__TO DO__: Each line of the data that includes "disabled" must be copied.

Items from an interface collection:

>>

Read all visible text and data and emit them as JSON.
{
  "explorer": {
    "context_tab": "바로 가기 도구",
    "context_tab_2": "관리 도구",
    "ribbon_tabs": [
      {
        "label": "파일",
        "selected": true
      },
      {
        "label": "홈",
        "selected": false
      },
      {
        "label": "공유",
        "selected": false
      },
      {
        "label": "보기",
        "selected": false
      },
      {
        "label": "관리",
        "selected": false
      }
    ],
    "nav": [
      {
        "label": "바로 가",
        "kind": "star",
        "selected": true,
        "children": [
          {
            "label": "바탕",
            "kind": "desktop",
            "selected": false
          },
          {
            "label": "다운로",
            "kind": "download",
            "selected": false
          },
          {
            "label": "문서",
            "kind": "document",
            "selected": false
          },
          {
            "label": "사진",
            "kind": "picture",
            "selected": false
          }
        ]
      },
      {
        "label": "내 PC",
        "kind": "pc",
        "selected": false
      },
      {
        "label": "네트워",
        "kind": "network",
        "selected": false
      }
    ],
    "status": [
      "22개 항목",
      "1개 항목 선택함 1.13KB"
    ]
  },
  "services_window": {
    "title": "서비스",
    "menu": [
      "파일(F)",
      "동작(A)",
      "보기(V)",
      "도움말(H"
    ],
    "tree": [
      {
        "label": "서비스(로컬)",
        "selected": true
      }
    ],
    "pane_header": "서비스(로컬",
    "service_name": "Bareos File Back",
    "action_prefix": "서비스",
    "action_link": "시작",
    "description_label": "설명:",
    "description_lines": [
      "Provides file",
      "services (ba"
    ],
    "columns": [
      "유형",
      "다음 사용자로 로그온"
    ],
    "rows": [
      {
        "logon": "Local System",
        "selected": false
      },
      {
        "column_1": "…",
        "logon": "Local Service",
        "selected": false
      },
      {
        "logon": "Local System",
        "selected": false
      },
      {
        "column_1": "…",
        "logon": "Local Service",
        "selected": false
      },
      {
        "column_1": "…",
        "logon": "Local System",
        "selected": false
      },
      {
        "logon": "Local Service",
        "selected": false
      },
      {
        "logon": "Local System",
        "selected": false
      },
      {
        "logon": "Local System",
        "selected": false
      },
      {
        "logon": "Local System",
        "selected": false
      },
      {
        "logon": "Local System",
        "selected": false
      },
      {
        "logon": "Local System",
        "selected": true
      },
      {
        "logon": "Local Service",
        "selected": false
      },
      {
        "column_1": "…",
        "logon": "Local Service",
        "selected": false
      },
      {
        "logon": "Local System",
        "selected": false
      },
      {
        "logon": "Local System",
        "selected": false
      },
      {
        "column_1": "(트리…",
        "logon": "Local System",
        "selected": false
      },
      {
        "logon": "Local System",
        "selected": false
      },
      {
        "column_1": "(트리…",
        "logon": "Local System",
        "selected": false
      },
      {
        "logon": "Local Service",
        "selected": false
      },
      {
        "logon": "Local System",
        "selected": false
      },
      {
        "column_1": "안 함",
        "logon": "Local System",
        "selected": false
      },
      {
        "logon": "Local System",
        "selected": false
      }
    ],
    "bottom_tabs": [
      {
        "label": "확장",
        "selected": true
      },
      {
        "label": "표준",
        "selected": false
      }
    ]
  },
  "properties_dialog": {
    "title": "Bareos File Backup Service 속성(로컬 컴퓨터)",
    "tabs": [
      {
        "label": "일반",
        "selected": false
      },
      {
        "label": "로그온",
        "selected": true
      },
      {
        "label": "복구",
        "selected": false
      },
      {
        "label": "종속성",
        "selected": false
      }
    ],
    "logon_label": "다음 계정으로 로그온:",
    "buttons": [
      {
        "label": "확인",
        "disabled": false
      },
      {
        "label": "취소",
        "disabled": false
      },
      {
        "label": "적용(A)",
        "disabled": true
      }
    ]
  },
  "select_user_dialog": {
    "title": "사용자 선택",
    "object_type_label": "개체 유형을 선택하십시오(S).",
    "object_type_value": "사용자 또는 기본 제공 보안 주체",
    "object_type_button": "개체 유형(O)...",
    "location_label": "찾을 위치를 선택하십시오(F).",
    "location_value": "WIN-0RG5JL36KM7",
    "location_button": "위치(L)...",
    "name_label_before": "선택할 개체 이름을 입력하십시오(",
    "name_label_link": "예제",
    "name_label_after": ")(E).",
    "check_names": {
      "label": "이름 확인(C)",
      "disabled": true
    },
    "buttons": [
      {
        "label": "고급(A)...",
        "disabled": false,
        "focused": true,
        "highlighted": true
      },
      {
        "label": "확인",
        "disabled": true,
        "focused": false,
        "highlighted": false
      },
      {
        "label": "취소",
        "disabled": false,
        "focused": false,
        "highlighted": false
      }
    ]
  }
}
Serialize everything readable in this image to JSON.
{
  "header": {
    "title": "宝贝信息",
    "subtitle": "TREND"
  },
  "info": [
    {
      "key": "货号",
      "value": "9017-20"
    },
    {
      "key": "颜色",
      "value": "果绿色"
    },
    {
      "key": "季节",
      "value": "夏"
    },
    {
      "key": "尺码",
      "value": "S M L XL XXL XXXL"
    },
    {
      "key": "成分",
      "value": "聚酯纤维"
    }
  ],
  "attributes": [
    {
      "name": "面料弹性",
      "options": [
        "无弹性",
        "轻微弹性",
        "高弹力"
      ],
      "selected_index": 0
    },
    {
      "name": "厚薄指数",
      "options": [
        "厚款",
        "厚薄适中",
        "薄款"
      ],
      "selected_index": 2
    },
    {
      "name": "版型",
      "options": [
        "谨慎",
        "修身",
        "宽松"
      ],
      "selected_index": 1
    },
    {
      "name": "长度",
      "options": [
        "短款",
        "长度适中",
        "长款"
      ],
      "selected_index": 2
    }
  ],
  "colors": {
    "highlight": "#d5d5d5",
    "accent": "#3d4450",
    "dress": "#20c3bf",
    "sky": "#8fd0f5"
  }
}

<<

__OUTPUT OF THE TASK__:
        "disabled": false
        "disabled": false
        "disabled": true
      "disabled": true
        "disabled": false,
        "disabled": true,
        "disabled": false,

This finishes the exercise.